But if you’ve ever been the one asked for forgiveness when someone could have asked permission, you know how much it stinks to be on that end of things.
I often think about that when I read the birth narratives.
The angel comes to Mary with this incredible and daring message. I don’t want to diminish at all her response. It is powerful. And faithful. And a great example for all of us.
But then there’s Joseph.
By the time God sends an angel to Joseph the entire store is set in motion. Mary’s gotten her angel. Mary is pregnant. She has told Joseph. Joseph, in a move of great graciousness, has decided to break his engagement with Mary quietly. Scripture tells us he is a righteous man. So I am sure he knew that she was due quite severe treatment for getting pregnant out of wedlock—and not by her fiancé. But Joseph also knew something about righteousness—that it is about being in line with God. And sometimes being in line with God means faithfulness to something greater than religious laws.
God is, after all, bigger than even the most religious folks’ attempt to codify God.
Joseph decides to break the engagement quietly because even if Mary has told him the angel’s message, who would believe her?! Joseph is not a fool.
THEN. Only then, does God send an angel to Joseph.
The ship has sailed.
The train has left the station.
Joseph is kind of asked for forgiveness rather than permission.
Mary gets to utter those powerful and faithful words, “Let it be with me as you have said.”
Joseph is just trying to catch up.
We don’t know very much about Joseph but I think we figure, from what little scripture says as well as our notions about fathers, that he was a good man and a good father. Think “Leave It to Beaver” or Danny Tanner or Jason Seaver kind of good father.
Like those fictional fathers, Joseph is often just a one dimensional person to us.
You just know there is so much more though.
Think of it: Here’s this young man who is about to marry a girl from the village. Mary has to have been a pretty awesome woman—after all, God choose her to bear Jesus. This is an exciting time for Joseph, I imagine.

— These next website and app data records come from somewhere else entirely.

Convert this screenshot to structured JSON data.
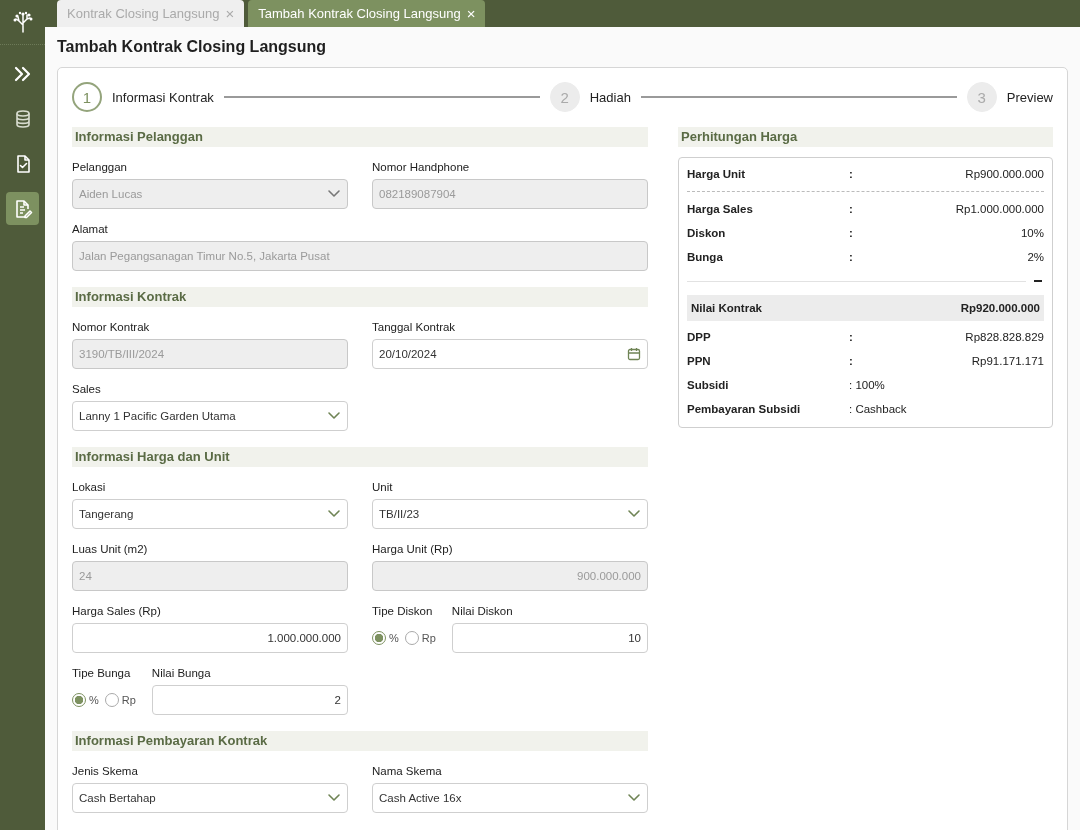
{
  "tabs": [
    {
      "label": "Kontrak Closing Langsung",
      "close": "×",
      "selected": false
    },
    {
      "label": "Tambah Kontrak Closing Langsung",
      "close": "×",
      "selected": true
    }
  ],
  "sidebar": {
    "items": [
      {
        "kind": "expand",
        "selected": false
      },
      {
        "kind": "database",
        "selected": false
      },
      {
        "kind": "file-check",
        "selected": false
      },
      {
        "kind": "file-edit",
        "selected": true
      }
    ]
  },
  "page_title": "Tambah Kontrak Closing Langsung",
  "steps": [
    {
      "number": "1",
      "label": "Informasi Kontrak",
      "active": true
    },
    {
      "number": "2",
      "label": "Hadiah",
      "active": false
    },
    {
      "number": "3",
      "label": "Preview",
      "active": false
    }
  ],
  "sections": [
    {
      "title": "Informasi Pelanggan",
      "rows": [
        {
          "columns": [
            [
              {
                "kind": "select",
                "label": "Pelanggan",
                "value": "Aiden Lucas",
                "disabled": true
              }
            ],
            [
              {
                "kind": "text",
                "label": "Nomor Handphone",
                "value": "082189087904",
                "disabled": true
              }
            ]
          ]
        },
        {
          "columns": [
            [
              {
                "kind": "text",
                "label": "Alamat",
                "value": "Jalan Pegangsanagan Timur No.5, Jakarta Pusat",
                "disabled": true,
                "wide": true
              }
            ]
          ]
        }
      ]
    },
    {
      "title": "Informasi Kontrak",
      "rows": [
        {
          "columns": [
            [
              {
                "kind": "text",
                "label": "Nomor Kontrak",
                "value": "3190/TB/III/2024",
                "disabled": true
              }
            ],
            [
              {
                "kind": "date",
                "label": "Tanggal Kontrak",
                "value": "20/10/2024",
                "disabled": false
              }
            ]
          ]
        },
        {
          "columns": [
            [
              {
                "kind": "select",
                "label": "Sales",
                "value": "Lanny 1 Pacific Garden Utama",
                "disabled": false
              }
            ]
          ]
        }
      ]
    },
    {
      "title": "Informasi Harga dan Unit",
      "rows": [
        {
          "columns": [
            [
              {
                "kind": "select",
                "label": "Lokasi",
                "value": "Tangerang",
                "disabled": false
              }
            ],
            [
              {
                "kind": "select",
                "label": "Unit",
                "value": "TB/II/23",
                "disabled": false
              }
            ]
          ]
        },
        {
          "columns": [
            [
              {
                "kind": "text",
                "label": "Luas Unit (m2)",
                "value": "24",
                "disabled": true
              }
            ],
            [
              {
                "kind": "number",
                "label": "Harga Unit (Rp)",
                "value": "900.000.000",
                "disabled": true
              }
            ]
          ]
        },
        {
          "columns": [
            [
              {
                "kind": "number",
                "label": "Harga Sales (Rp)",
                "value": "1.000.000.000",
                "disabled": false
              }
            ],
            [
              {
                "kind": "radio",
                "label": "Tipe Diskon",
                "options": [
                  {
                    "label": "%",
                    "selected": true
                  },
                  {
                    "label": "Rp",
                    "selected": false
                  }
                ]
              },
              {
                "kind": "number",
                "label": "Nilai Diskon",
                "value": "10",
                "disabled": false
              }
            ]
          ]
        },
        {
          "columns": [
            [
              {
                "kind": "radio",
                "label": "Tipe Bunga",
                "options": [
                  {
                    "label": "%",
                    "selected": true
                  },
                  {
                    "label": "Rp",
                    "selected": false
                  }
                ]
              },
              {
                "kind": "number",
                "label": "Nilai Bunga",
                "value": "2",
                "disabled": false
              }
            ]
          ]
        }
      ]
    },
    {
      "title": "Informasi Pembayaran Kontrak",
      "rows": [
        {
          "columns": [
            [
              {
                "kind": "select",
                "label": "Jenis Skema",
                "value": "Cash Bertahap",
                "disabled": false
              }
            ],
            [
              {
                "kind": "select",
                "label": "Nama Skema",
                "value": "Cash Active 16x",
                "disabled": false
              }
            ]
          ]
        }
      ]
    }
  ],
  "summary": {
    "title": "Perhitungan Harga",
    "rows": [
      {
        "kind": "pair",
        "label": "Harga Unit",
        "colon": ":",
        "value": "Rp900.000.000"
      },
      {
        "kind": "dashed-divider"
      },
      {
        "kind": "pair",
        "label": "Harga Sales",
        "colon": ":",
        "value": "Rp1.000.000.000"
      },
      {
        "kind": "pair",
        "label": "Diskon",
        "colon": ":",
        "value": "10%"
      },
      {
        "kind": "pair",
        "label": "Bunga",
        "colon": ":",
        "value": "2%"
      },
      {
        "kind": "minus-divider"
      },
      {
        "kind": "total",
        "label": "Nilai Kontrak",
        "value": "Rp920.000.000"
      },
      {
        "kind": "pair",
        "label": "DPP",
        "colon": ":",
        "value": "Rp828.828.829"
      },
      {
        "kind": "pair",
        "label": "PPN",
        "colon": ":",
        "value": "Rp91.171.171"
      },
      {
        "kind": "note",
        "label": "Subsidi",
        "value": ": 100%"
      },
      {
        "kind": "note",
        "label": "Pembayaran Subsidi",
        "value": ": Cashback"
      }
    ]
  }
}
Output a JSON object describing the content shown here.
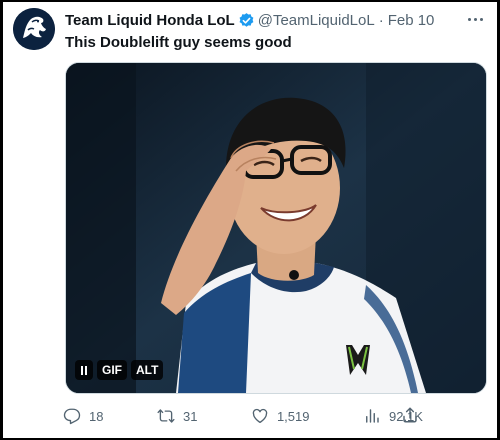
{
  "tweet": {
    "author": {
      "display_name": "Team Liquid Honda LoL",
      "handle": "@TeamLiquidLoL",
      "verified": true,
      "avatar": "team-liquid-horse-logo"
    },
    "separator": "·",
    "timestamp": "Feb 10",
    "text": "This Doublelift guy seems good",
    "media": {
      "type": "gif",
      "badges": {
        "pause": "pause-icon",
        "gif": "GIF",
        "alt": "ALT"
      }
    },
    "actions": {
      "replies": "18",
      "reposts": "31",
      "likes": "1,519",
      "views": "92.1K"
    },
    "icons": {
      "more": "more-dots-icon",
      "reply": "reply-icon",
      "repost": "repost-icon",
      "like": "heart-icon",
      "views": "views-chart-icon",
      "share": "share-icon"
    },
    "colors": {
      "text_primary": "#0f1419",
      "text_secondary": "#536471",
      "verified_blue": "#1d9bf0",
      "avatar_bg": "#0c223f"
    }
  }
}
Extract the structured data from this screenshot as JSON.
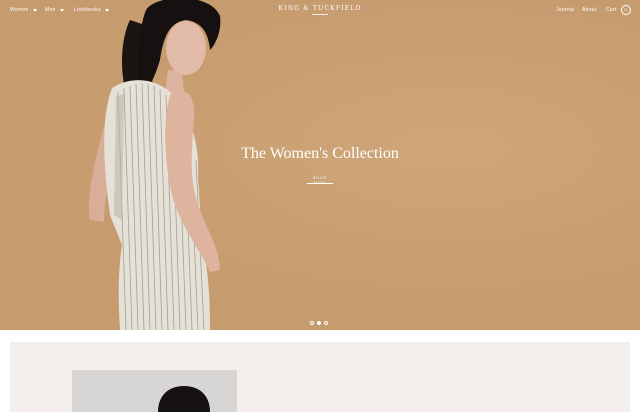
{
  "nav": {
    "left_items": [
      {
        "label": "Women",
        "icon": "chevron-down-icon"
      },
      {
        "label": "Men",
        "icon": "chevron-down-icon"
      },
      {
        "label": "Lookbooks",
        "icon": "chevron-down-icon"
      }
    ],
    "logo": "KING & TUCKFIELD",
    "right_items": [
      {
        "label": "Journal"
      },
      {
        "label": "About"
      },
      {
        "label": "Cart"
      }
    ],
    "cart_count": "0"
  },
  "hero": {
    "title": "The Women's Collection",
    "cta": "SHOP NOW",
    "background_color": "#c69b6e",
    "slides": [
      {
        "active": false
      },
      {
        "active": true
      },
      {
        "active": false
      }
    ]
  },
  "section": {
    "background_color": "#f4efed"
  }
}
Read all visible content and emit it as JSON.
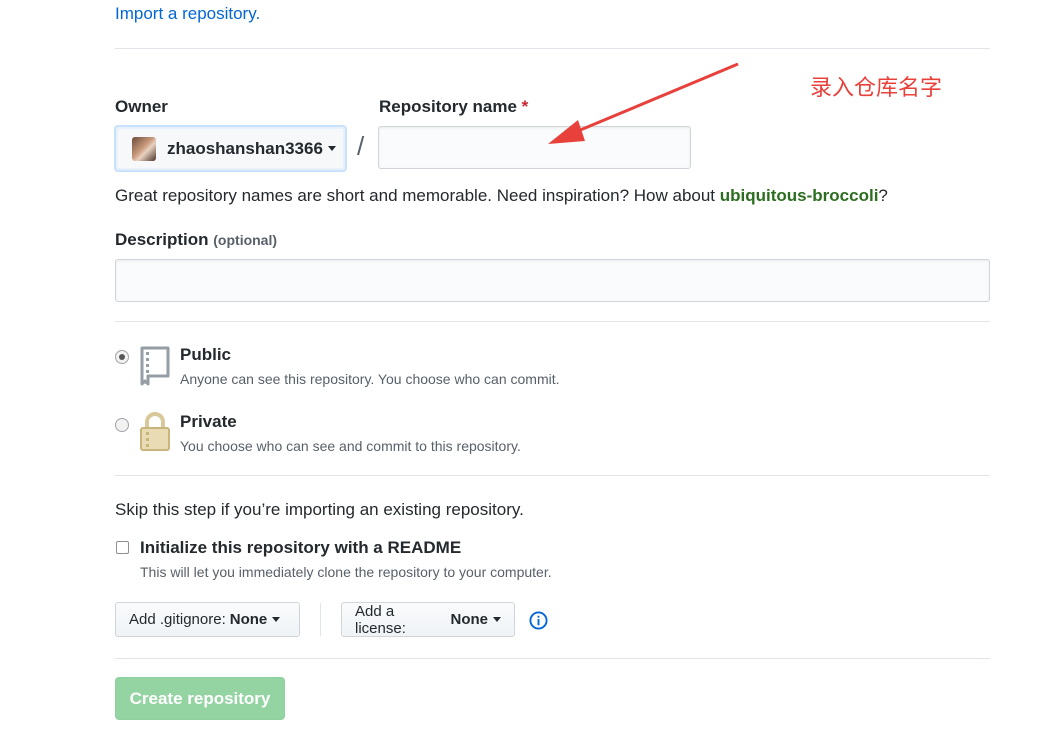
{
  "header": {
    "import_link": "Import a repository."
  },
  "owner": {
    "label": "Owner",
    "name": "zhaoshanshan3366"
  },
  "separator": "/",
  "repo_name": {
    "label": "Repository name",
    "required_mark": "*",
    "value": "",
    "placeholder": ""
  },
  "hint": {
    "prefix": "Great repository names are short and memorable. Need inspiration? How about ",
    "suggestion": "ubiquitous-broccoli",
    "suffix": "?"
  },
  "description": {
    "label": "Description",
    "optional": "(optional)",
    "value": "",
    "placeholder": ""
  },
  "visibility": {
    "public": {
      "title": "Public",
      "desc": "Anyone can see this repository. You choose who can commit.",
      "selected": true
    },
    "private": {
      "title": "Private",
      "desc": "You choose who can see and commit to this repository.",
      "selected": false
    }
  },
  "init": {
    "skip_text": "Skip this step if you’re importing an existing repository.",
    "readme_label": "Initialize this repository with a README",
    "readme_desc": "This will let you immediately clone the repository to your computer.",
    "readme_checked": false
  },
  "gitignore": {
    "prefix": "Add .gitignore:",
    "value": "None"
  },
  "license": {
    "prefix": "Add a license:",
    "value": "None"
  },
  "create_button": "Create repository",
  "annotation": {
    "text": "录入仓库名字",
    "color": "#e8403a"
  },
  "colors": {
    "link": "#0366d6",
    "suggestion": "#2c6e1f",
    "create_button": "#94d3a2",
    "required": "#cb2431"
  },
  "icons": [
    "avatar",
    "caret-down-icon",
    "repo-book-icon",
    "lock-icon",
    "info-icon",
    "arrow-annotation"
  ]
}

Then the bottom drops out.
I can only imagine the deep disappointment and devastation Joseph must have been feeling. The kind that makes most people want to make others hurt as much as they do. Maybe Joseph felt that way. Maybe he didn’t. He at least didn’t act out of it.
I think often the testimony of our character isn’t so much how we feel, but how we act out of those feelings.
And there’s Joseph, just trying to catch up.
I feel more like that most of the time than I do feel like Mary.
Just trying to keep up with what life has brought. Trying to catch up with what God is doing.
Sometimes not doing particularly well at either.
Occasionally I’ve had times where I’ve responded to God with those words, “Let it be.” About to take on some new task of season, I look ahead with hope and excitement. Ready.
But most of the time, like Joseph, I take a deep breath and try to get on with it. Figure out what being faithful and righteous means in the face of what is already unfolding.
So this year, like most, I will relish in the words of the Gospels about Mary and her faithful response. But I will pay particular attention to Joseph’s part. Joseph’s righteousness and faithfulness and willingness to let it be. Even if he, like me, was mostly just trying to catch up with what God was doing.
And you know what? That’s enough. Just trying to catch up with God is enough. Enough for God to use you to do incredible things. Enough to bring blessing into your life and to help you share God’s blessings with others.
Thanks be to God.